Today Ivar’s Salmon House on Lake Union launches its big experiment: Replacing its tip economy—in which servers make most of their income through the discretionary patronage of diners—with a minimum wage increase for all its employees, to $15/hour.
That means no more “Tip” line on checks, people.
In so doing, Ivar’s is leaping all at once to a minimum wage level other Seattle businesses are starting this week to climb up to incrementally, per last year’s City Council vote. It is at the same time revolutionizing the way restaurants do business in this country.
Across much of Europe, Asia, and the Pacific Islands, tipping in restaurants is not expected; service costs are simply figured into menu prices. That’s what Ivar’s is doing, bumping menu prices up by 20 percent. Tips above that will be discouraged, but not outlawed; diners will be able to add a gratuity if stunning service so moves them.

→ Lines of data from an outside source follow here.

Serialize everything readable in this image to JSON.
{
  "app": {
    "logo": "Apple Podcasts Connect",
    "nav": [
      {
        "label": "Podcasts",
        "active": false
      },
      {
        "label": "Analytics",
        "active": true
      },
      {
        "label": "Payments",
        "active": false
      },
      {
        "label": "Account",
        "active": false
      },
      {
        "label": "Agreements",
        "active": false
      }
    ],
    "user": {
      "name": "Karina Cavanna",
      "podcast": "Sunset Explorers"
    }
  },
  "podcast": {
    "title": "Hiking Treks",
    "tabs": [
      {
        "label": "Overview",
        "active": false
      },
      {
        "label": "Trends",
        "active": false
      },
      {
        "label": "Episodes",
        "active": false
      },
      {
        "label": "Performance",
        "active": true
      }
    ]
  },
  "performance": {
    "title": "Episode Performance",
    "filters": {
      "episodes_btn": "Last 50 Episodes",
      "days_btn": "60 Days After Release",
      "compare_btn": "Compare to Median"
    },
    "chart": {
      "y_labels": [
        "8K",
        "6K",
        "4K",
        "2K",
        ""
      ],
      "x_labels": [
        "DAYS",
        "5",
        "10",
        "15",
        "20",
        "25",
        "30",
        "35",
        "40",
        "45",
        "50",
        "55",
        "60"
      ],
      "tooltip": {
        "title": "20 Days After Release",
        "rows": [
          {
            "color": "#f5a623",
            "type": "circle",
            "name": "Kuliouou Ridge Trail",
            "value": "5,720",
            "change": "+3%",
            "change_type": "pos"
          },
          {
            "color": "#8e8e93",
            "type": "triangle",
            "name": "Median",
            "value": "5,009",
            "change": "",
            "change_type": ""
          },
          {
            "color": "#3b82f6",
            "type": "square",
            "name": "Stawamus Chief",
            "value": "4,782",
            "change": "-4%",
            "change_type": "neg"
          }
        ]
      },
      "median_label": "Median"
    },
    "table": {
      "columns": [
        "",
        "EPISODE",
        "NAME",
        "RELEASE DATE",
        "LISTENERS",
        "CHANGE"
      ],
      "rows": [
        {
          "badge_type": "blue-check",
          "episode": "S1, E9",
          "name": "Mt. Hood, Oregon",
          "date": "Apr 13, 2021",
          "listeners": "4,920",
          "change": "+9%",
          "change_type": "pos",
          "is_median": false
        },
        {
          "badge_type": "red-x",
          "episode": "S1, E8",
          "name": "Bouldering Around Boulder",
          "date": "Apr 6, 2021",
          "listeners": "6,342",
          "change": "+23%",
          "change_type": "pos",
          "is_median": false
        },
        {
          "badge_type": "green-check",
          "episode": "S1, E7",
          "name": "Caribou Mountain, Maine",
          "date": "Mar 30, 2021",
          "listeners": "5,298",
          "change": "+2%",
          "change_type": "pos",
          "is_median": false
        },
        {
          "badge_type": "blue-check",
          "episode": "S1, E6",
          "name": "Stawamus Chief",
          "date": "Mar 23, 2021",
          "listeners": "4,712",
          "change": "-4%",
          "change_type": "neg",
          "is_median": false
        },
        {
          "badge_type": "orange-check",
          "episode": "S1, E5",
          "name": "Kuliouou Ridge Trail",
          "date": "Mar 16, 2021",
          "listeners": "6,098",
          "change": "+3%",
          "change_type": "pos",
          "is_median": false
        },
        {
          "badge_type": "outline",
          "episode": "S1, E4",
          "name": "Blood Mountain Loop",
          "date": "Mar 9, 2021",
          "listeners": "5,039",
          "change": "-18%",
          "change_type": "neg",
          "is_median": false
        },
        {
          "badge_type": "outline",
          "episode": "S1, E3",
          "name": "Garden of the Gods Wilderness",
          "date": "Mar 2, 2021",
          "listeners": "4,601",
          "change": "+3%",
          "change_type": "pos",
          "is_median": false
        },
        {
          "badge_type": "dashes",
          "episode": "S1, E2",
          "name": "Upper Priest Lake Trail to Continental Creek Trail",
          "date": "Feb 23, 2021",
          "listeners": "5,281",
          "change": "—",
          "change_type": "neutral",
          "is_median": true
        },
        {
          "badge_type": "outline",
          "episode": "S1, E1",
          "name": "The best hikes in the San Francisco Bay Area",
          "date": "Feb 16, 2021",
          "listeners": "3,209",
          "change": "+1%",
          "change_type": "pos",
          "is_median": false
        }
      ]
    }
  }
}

But let’s be honest: Many, if not most, diners will withhold tips guilt-free and be thrilled to do so, knowing that their server is getting paid via more reliable means.
Argue away on which method is better for servers and the service economy, for there are arguments on both sides—most of which were aired during last year’s civic tussle over raising the minimum wage.
That’s an important argument to have, unquestionably. Servers and back-of-house employees need to be compensated as fairly as their bosses expect to be. But here at Nosh Pit, a post from the restaurant critic is predictably bound to focus on a different question: Which method of paying servers will result in the best service?
Study after study has been attempted to answer this, and for every academic abstract asserting that “service quality significantly affects tip size,” there is another which posits “that tips are hardly affected by service quality.” Indeed, most of the research I looked at this week came to some version of the conclusion: This is a very complicated issue and needs to be studied further.
One thing we know for sure is that a rising minimum wage, in municipalities and states across the country, is creating more tip-free restaurant data points every day. The Bay Area alone has seen a number of restaurants go tipless over the last two years, where, the San Francisco Chronicle reported, a couple of intangibles have been immediately felt: An increased sense of equality between front- and back-of-house (whose workers didn’t generally get to share in the tip economy, thus subsisting on minimum wages alone); and a new, more equitable balance-of-power between servers and diners—whose outsized influence over a server’s take-home pay is, in the new economy, more fairly mitigated.
One could argue that a more equitably compensated house creates a happier business, which influences all who patronize it. Another could counter that removing the influence a diner wields over a server is a recipe for being left with wrong orders and lackadaisical water refills, with only the most indirect means—alerting the management, Yelping—of registering complaint.
But are these means of complaining really less direct than stinting on a tip?
It’s a good question, and I’m interested in your feedback. Where tipping is eliminated—will service improve, decline, or stay the same?